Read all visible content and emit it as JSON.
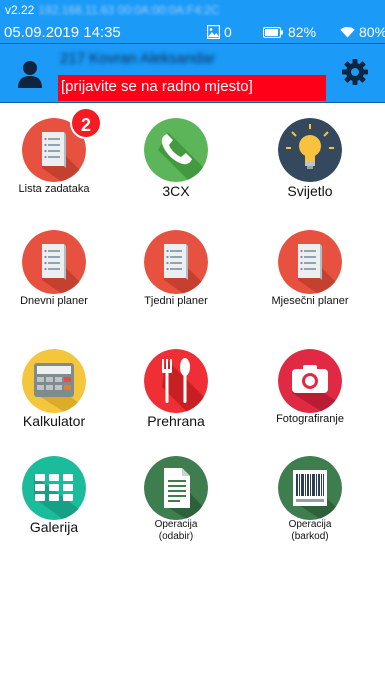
{
  "header": {
    "version": "v2.22",
    "ip": "192.168.11.63 00:0A:00:0A:F4:2C",
    "date_time": "05.09.2019  14:35",
    "messages_count": "0",
    "battery": "82%",
    "wifi": "80%",
    "username": "217 Kovran Aleksandar",
    "notice": "[prijavite se na radno mjesto]",
    "colors": {
      "bar": "#1b9af7",
      "notice": "#ff0019"
    }
  },
  "tiles": [
    {
      "label": "Lista zadataka",
      "icon": "task-list-icon",
      "badge": "2"
    },
    {
      "label": "3CX",
      "icon": "phone-icon"
    },
    {
      "label": "Svijetlo",
      "icon": "light-bulb-icon"
    },
    {
      "label": "Dnevni planer",
      "icon": "task-list-icon"
    },
    {
      "label": "Tjedni planer",
      "icon": "task-list-icon"
    },
    {
      "label": "Mjesečni planer",
      "icon": "task-list-icon"
    },
    {
      "label": "Kalkulator",
      "icon": "calculator-icon"
    },
    {
      "label": "Prehrana",
      "icon": "fork-spoon-icon"
    },
    {
      "label": "Fotografiranje",
      "icon": "camera-icon"
    },
    {
      "label": "Galerija",
      "icon": "gallery-grid-icon"
    },
    {
      "label": "Operacija\n(odabir)",
      "icon": "document-icon"
    },
    {
      "label": "Operacija\n(barkod)",
      "icon": "barcode-icon"
    }
  ]
}
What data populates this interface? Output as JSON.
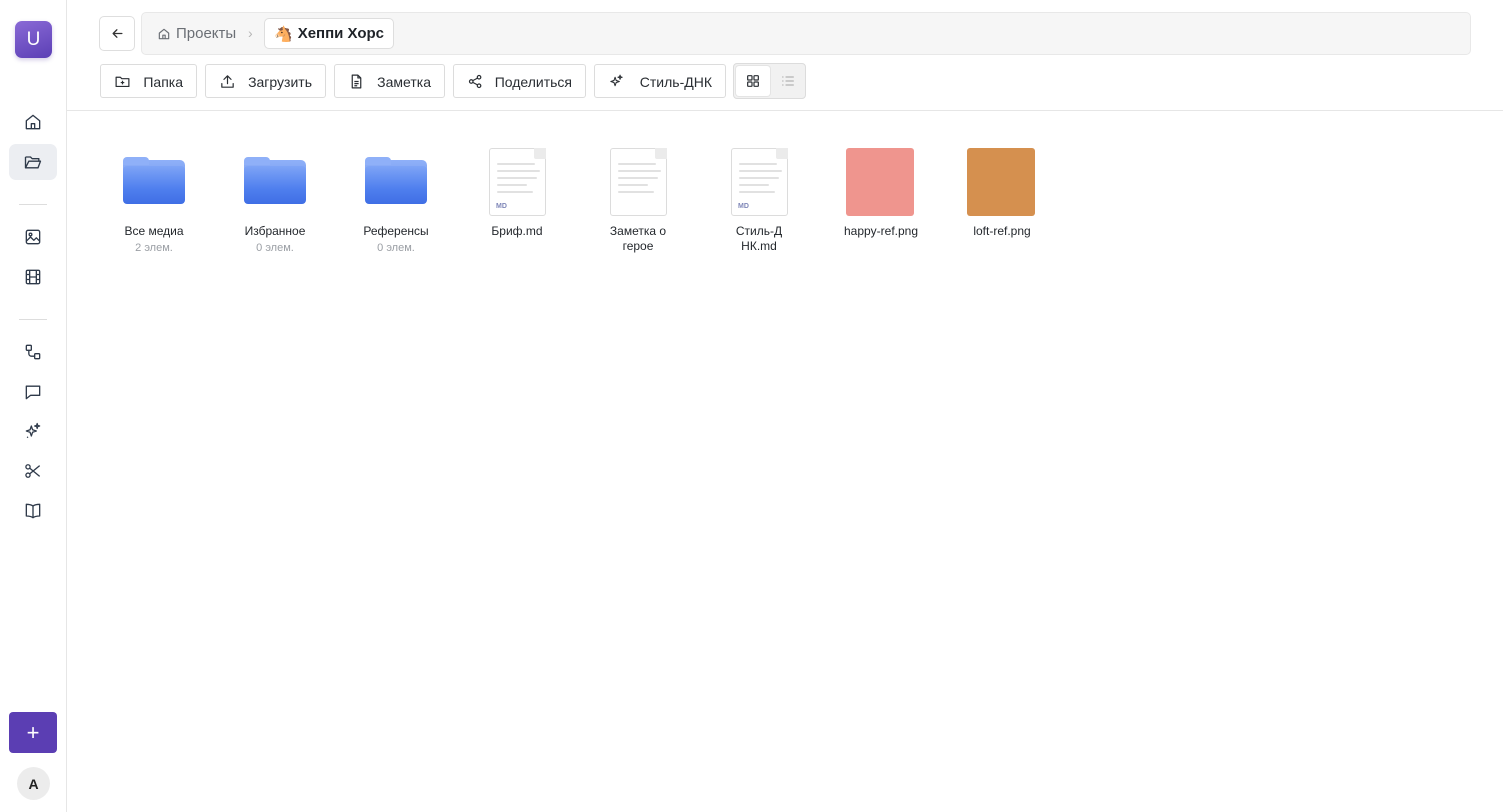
{
  "app": {
    "logo_letter": "U",
    "user_initial": "A",
    "new_label": "+"
  },
  "breadcrumb": {
    "home": "Проекты",
    "separator": "›",
    "current_emoji": "🐴",
    "current": "Хеппи Хорс"
  },
  "toolbar": {
    "folder": "Папка",
    "upload": "Загрузить",
    "note": "Заметка",
    "share": "Поделиться",
    "style_dna": "Стиль-ДНК"
  },
  "items": [
    {
      "type": "folder",
      "name": "Все медиа",
      "meta": "2 элем."
    },
    {
      "type": "folder",
      "name": "Избранное",
      "meta": "0 элем."
    },
    {
      "type": "folder",
      "name": "Референсы",
      "meta": "0 элем."
    },
    {
      "type": "markdown",
      "name": "Бриф.md",
      "badge": "MD"
    },
    {
      "type": "note",
      "name": "Заметка о герое"
    },
    {
      "type": "markdown",
      "name": "Стиль-ДНК.md",
      "badge": "MD"
    },
    {
      "type": "image",
      "name": "happy-ref.png",
      "color": "#ef958e"
    },
    {
      "type": "image",
      "name": "loft-ref.png",
      "color": "#d5904f"
    }
  ],
  "colors": {
    "accent": "#5b3eb3",
    "folder_blue": "#4f7fee"
  }
}
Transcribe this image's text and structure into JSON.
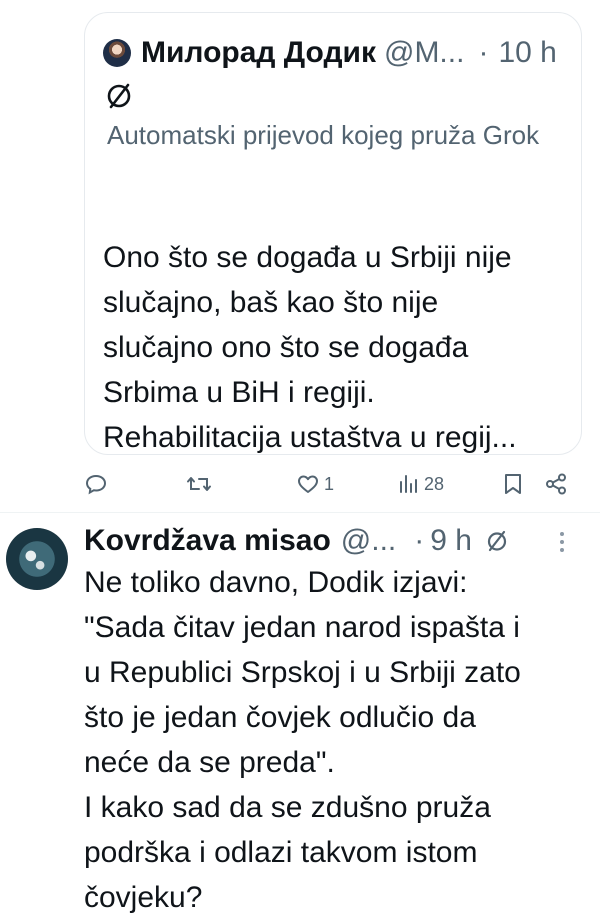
{
  "quoted_tweet": {
    "author_name": "Милорад Додик",
    "handle": "@M...",
    "separator": "·",
    "time": "10 h",
    "translation_note": "Automatski prijevod kojeg pruža Grok",
    "text": "Ono što se događa u Srbiji nije\nslučajno, baš kao što nije\nslučajno ono što se događa\nSrbima u BiH i regiji.\nRehabilitacija ustaštva u regij..."
  },
  "actions": {
    "reply_icon": "reply-icon",
    "retweet_icon": "retweet-icon",
    "like_icon": "heart-icon",
    "likes": "1",
    "views_icon": "views-icon",
    "views": "28",
    "bookmark_icon": "bookmark-icon",
    "share_icon": "share-icon"
  },
  "reply_tweet": {
    "author_name": "Kovrdžava misao",
    "handle": "@...",
    "separator": "·",
    "time": "9 h",
    "text": "Ne toliko davno, Dodik izjavi:\n\"Sada čitav jedan narod ispašta i\nu Republici Srpskoj i u Srbiji zato\nšto je jedan čovjek odlučio da\nneće da se preda\".\nI kako sad da se zdušno pruža\npodrška i odlazi takvom istom\nčovjeku?"
  },
  "colors": {
    "text": "#0f1419",
    "secondary": "#536471",
    "border": "#e6eaee"
  }
}
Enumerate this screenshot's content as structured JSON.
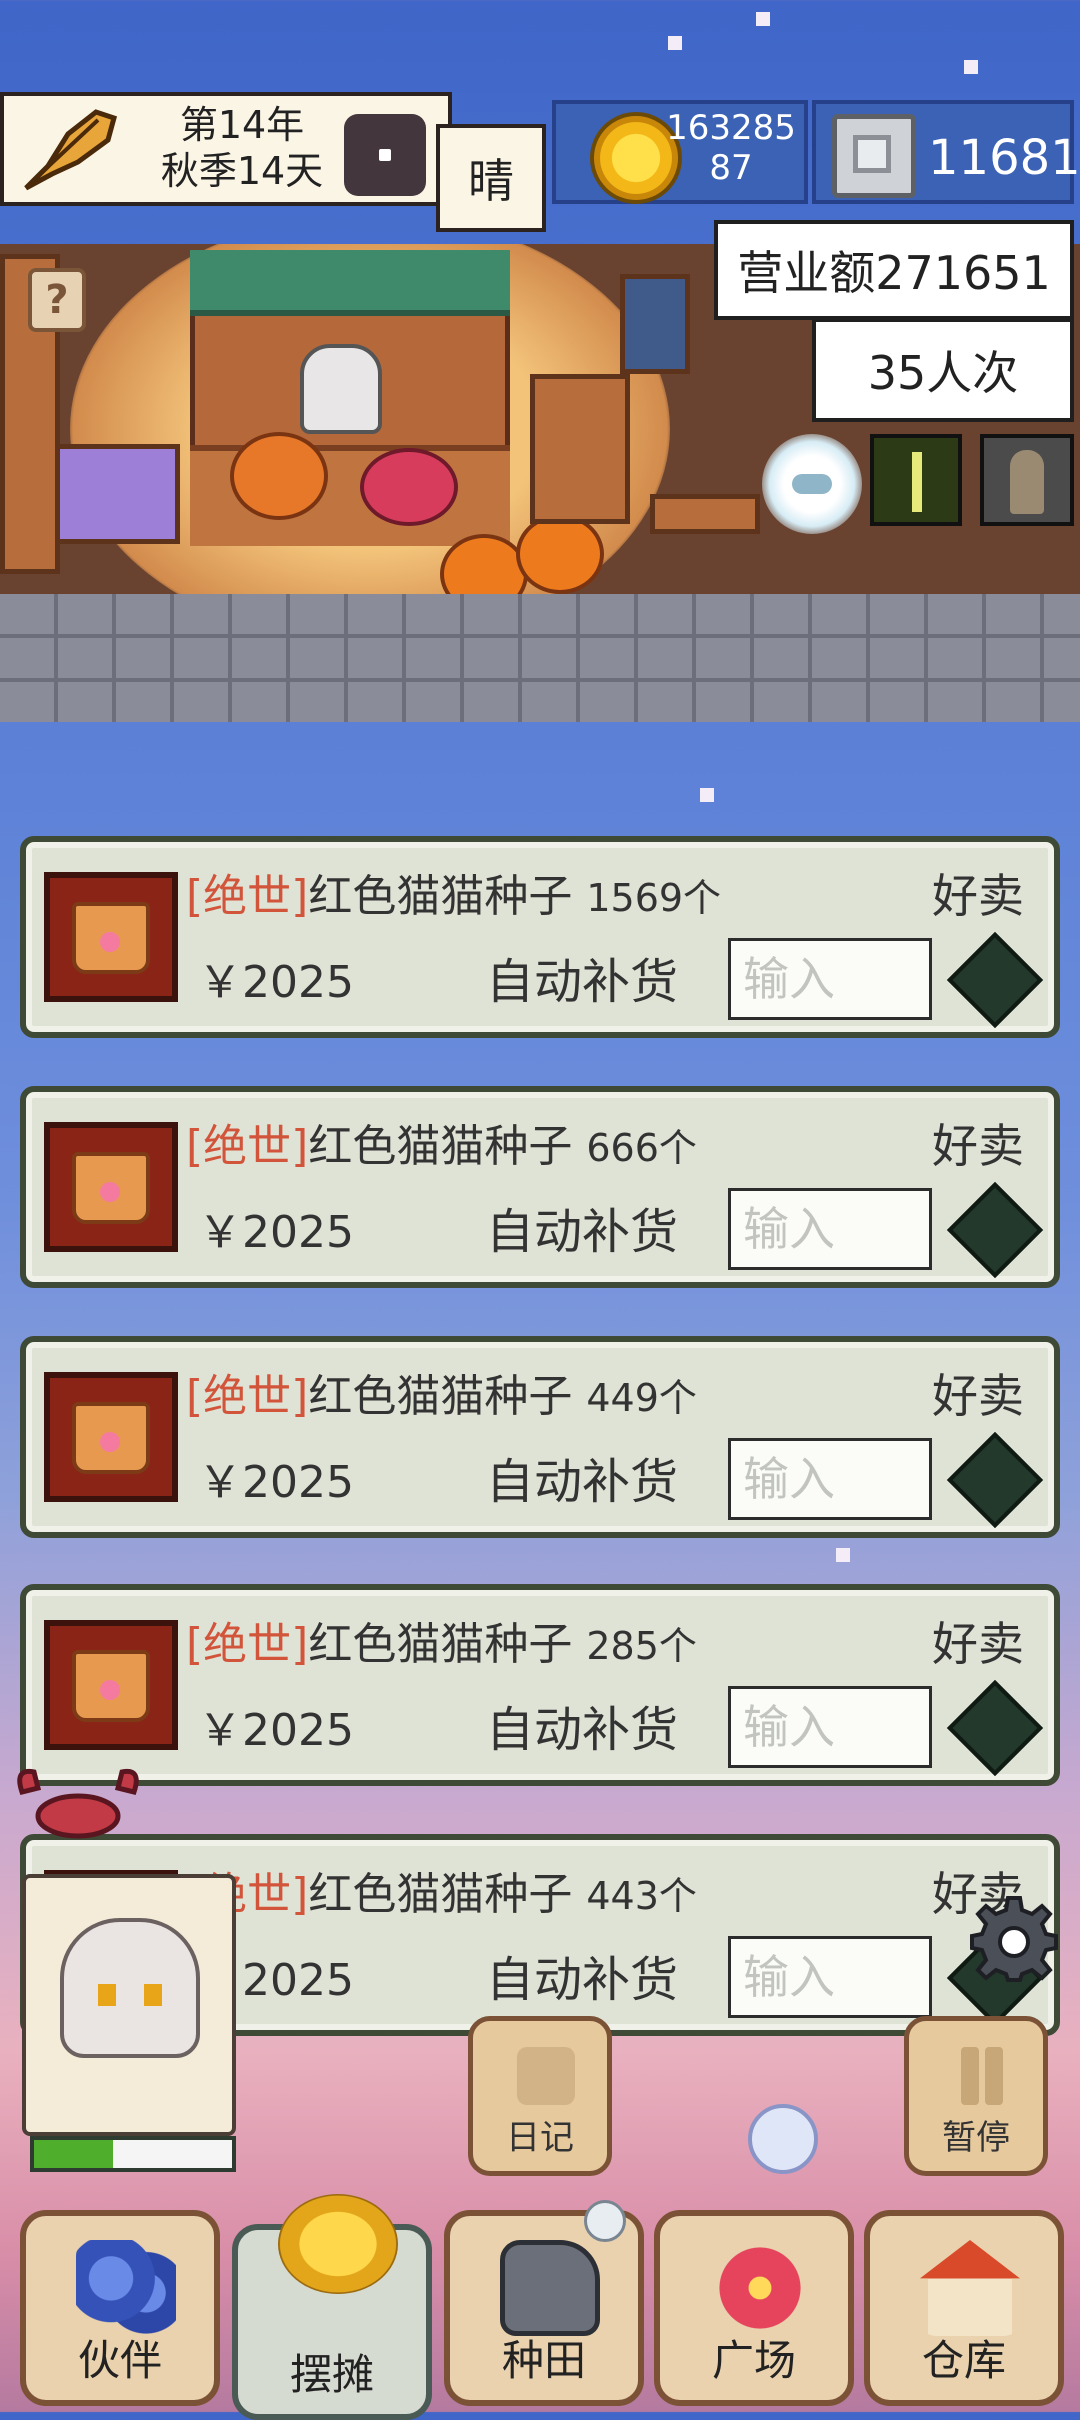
{
  "hud": {
    "date_line1": "第14年",
    "date_line2": "秋季14天",
    "weather": "晴",
    "coins_line1": "163285",
    "coins_line2": "87",
    "gems": "11681",
    "revenue": "营业额271651",
    "visitors": "35人次"
  },
  "scene": {
    "help_symbol": "?"
  },
  "items": [
    {
      "rarity": "[绝世]",
      "name": "红色猫猫种子",
      "count": "1569个",
      "tag": "好卖",
      "price": "￥2025",
      "auto_restock_label": "自动补货",
      "input_placeholder": "输入"
    },
    {
      "rarity": "[绝世]",
      "name": "红色猫猫种子",
      "count": "666个",
      "tag": "好卖",
      "price": "￥2025",
      "auto_restock_label": "自动补货",
      "input_placeholder": "输入"
    },
    {
      "rarity": "[绝世]",
      "name": "红色猫猫种子",
      "count": "449个",
      "tag": "好卖",
      "price": "￥2025",
      "auto_restock_label": "自动补货",
      "input_placeholder": "输入"
    },
    {
      "rarity": "[绝世]",
      "name": "红色猫猫种子",
      "count": "285个",
      "tag": "好卖",
      "price": "￥2025",
      "auto_restock_label": "自动补货",
      "input_placeholder": "输入"
    },
    {
      "rarity": "[绝世]",
      "name": "红色猫猫种子",
      "count": "443个",
      "tag": "好卖",
      "price": "￥2025",
      "auto_restock_label": "自动补货",
      "input_placeholder": "输入"
    }
  ],
  "companion": {
    "stamina_fraction": 0.4
  },
  "side_buttons": {
    "diary": "日记",
    "pause": "暂停"
  },
  "nav": {
    "partner": "伙伴",
    "stall": "摆摊",
    "farm": "种田",
    "plaza": "广场",
    "storage": "仓库",
    "active": "stall"
  },
  "colors": {
    "rarity": "#d2543a",
    "card_bg": "#dfe3d6",
    "stamina": "#4fae2c"
  }
}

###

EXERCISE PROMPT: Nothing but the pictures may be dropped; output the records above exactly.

WRITTEN REPLY:
Read all visible content and emit it as JSON.
{
  "header": {
    "version": "v2.22",
    "ip": "192.168.11.63 00:0A:00:0A:F4:2C",
    "date_time": "05.09.2019  14:35",
    "messages_count": "0",
    "battery": "82%",
    "wifi": "80%",
    "username": "217 Kovran Aleksandar",
    "notice": "[prijavite se na radno mjesto]",
    "colors": {
      "bar": "#1b9af7",
      "notice": "#ff0019"
    }
  },
  "tiles": [
    {
      "label": "Lista zadataka",
      "icon": "task-list-icon",
      "badge": "2"
    },
    {
      "label": "3CX",
      "icon": "phone-icon"
    },
    {
      "label": "Svijetlo",
      "icon": "light-bulb-icon"
    },
    {
      "label": "Dnevni planer",
      "icon": "task-list-icon"
    },
    {
      "label": "Tjedni planer",
      "icon": "task-list-icon"
    },
    {
      "label": "Mjesečni planer",
      "icon": "task-list-icon"
    },
    {
      "label": "Kalkulator",
      "icon": "calculator-icon"
    },
    {
      "label": "Prehrana",
      "icon": "fork-spoon-icon"
    },
    {
      "label": "Fotografiranje",
      "icon": "camera-icon"
    },
    {
      "label": "Galerija",
      "icon": "gallery-grid-icon"
    },
    {
      "label": "Operacija\n(odabir)",
      "icon": "document-icon"
    },
    {
      "label": "Operacija\n(barkod)",
      "icon": "barcode-icon"
    }
  ]
}
What data populates this interface? Output as JSON.
{
  "app": {
    "logo_letter": "U",
    "user_initial": "A",
    "new_label": "+"
  },
  "breadcrumb": {
    "home": "Проекты",
    "separator": "›",
    "current_emoji": "🐴",
    "current": "Хеппи Хорс"
  },
  "toolbar": {
    "folder": "Папка",
    "upload": "Загрузить",
    "note": "Заметка",
    "share": "Поделиться",
    "style_dna": "Стиль-ДНК"
  },
  "items": [
    {
      "type": "folder",
      "name": "Все медиа",
      "meta": "2 элем."
    },
    {
      "type": "folder",
      "name": "Избранное",
      "meta": "0 элем."
    },
    {
      "type": "folder",
      "name": "Референсы",
      "meta": "0 элем."
    },
    {
      "type": "markdown",
      "name": "Бриф.md",
      "badge": "MD"
    },
    {
      "type": "note",
      "name": "Заметка о герое"
    },
    {
      "type": "markdown",
      "name": "Стиль-ДНК.md",
      "badge": "MD"
    },
    {
      "type": "image",
      "name": "happy-ref.png",
      "color": "#ef958e"
    },
    {
      "type": "image",
      "name": "loft-ref.png",
      "color": "#d5904f"
    }
  ],
  "colors": {
    "accent": "#5b3eb3",
    "folder_blue": "#4f7fee"
  }
}
Transcribe this image's text and structure into JSON.
{
  "quoted_tweet": {
    "author_name": "Милорад Додик",
    "handle": "@M...",
    "separator": "·",
    "time": "10 h",
    "translation_note": "Automatski prijevod kojeg pruža Grok",
    "text": "Ono što se događa u Srbiji nije\nslučajno, baš kao što nije\nslučajno ono što se događa\nSrbima u BiH i regiji.\nRehabilitacija ustaštva u regij..."
  },
  "actions": {
    "reply_icon": "reply-icon",
    "retweet_icon": "retweet-icon",
    "like_icon": "heart-icon",
    "likes": "1",
    "views_icon": "views-icon",
    "views": "28",
    "bookmark_icon": "bookmark-icon",
    "share_icon": "share-icon"
  },
  "reply_tweet": {
    "author_name": "Kovrdžava misao",
    "handle": "@...",
    "separator": "·",
    "time": "9 h",
    "text": "Ne toliko davno, Dodik izjavi:\n\"Sada čitav jedan narod ispašta i\nu Republici Srpskoj i u Srbiji zato\nšto je jedan čovjek odlučio da\nneće da se preda\".\nI kako sad da se zdušno pruža\npodrška i odlazi takvom istom\nčovjeku?"
  },
  "colors": {
    "text": "#0f1419",
    "secondary": "#536471",
    "border": "#e6eaee"
  }
}
Enumerate this screenshot's content as structured JSON.
{
  "hud": {
    "date_line1": "第14年",
    "date_line2": "秋季14天",
    "weather": "晴",
    "coins_line1": "163285",
    "coins_line2": "87",
    "gems": "11681",
    "revenue": "营业额271651",
    "visitors": "35人次"
  },
  "scene": {
    "help_symbol": "?"
  },
  "items": [
    {
      "rarity": "[绝世]",
      "name": "红色猫猫种子",
      "count": "1569个",
      "tag": "好卖",
      "price": "￥2025",
      "auto_restock_label": "自动补货",
      "input_placeholder": "输入"
    },
    {
      "rarity": "[绝世]",
      "name": "红色猫猫种子",
      "count": "666个",
      "tag": "好卖",
      "price": "￥2025",
      "auto_restock_label": "自动补货",
      "input_placeholder": "输入"
    },
    {
      "rarity": "[绝世]",
      "name": "红色猫猫种子",
      "count": "449个",
      "tag": "好卖",
      "price": "￥2025",
      "auto_restock_label": "自动补货",
      "input_placeholder": "输入"
    },
    {
      "rarity": "[绝世]",
      "name": "红色猫猫种子",
      "count": "285个",
      "tag": "好卖",
      "price": "￥2025",
      "auto_restock_label": "自动补货",
      "input_placeholder": "输入"
    },
    {
      "rarity": "[绝世]",
      "name": "红色猫猫种子",
      "count": "443个",
      "tag": "好卖",
      "price": "￥2025",
      "auto_restock_label": "自动补货",
      "input_placeholder": "输入"
    }
  ],
  "companion": {
    "stamina_fraction": 0.4
  },
  "side_buttons": {
    "diary": "日记",
    "pause": "暂停"
  },
  "nav": {
    "partner": "伙伴",
    "stall": "摆摊",
    "farm": "种田",
    "plaza": "广场",
    "storage": "仓库",
    "active": "stall"
  },
  "colors": {
    "rarity": "#d2543a",
    "card_bg": "#dfe3d6",
    "stamina": "#4fae2c"
  }
}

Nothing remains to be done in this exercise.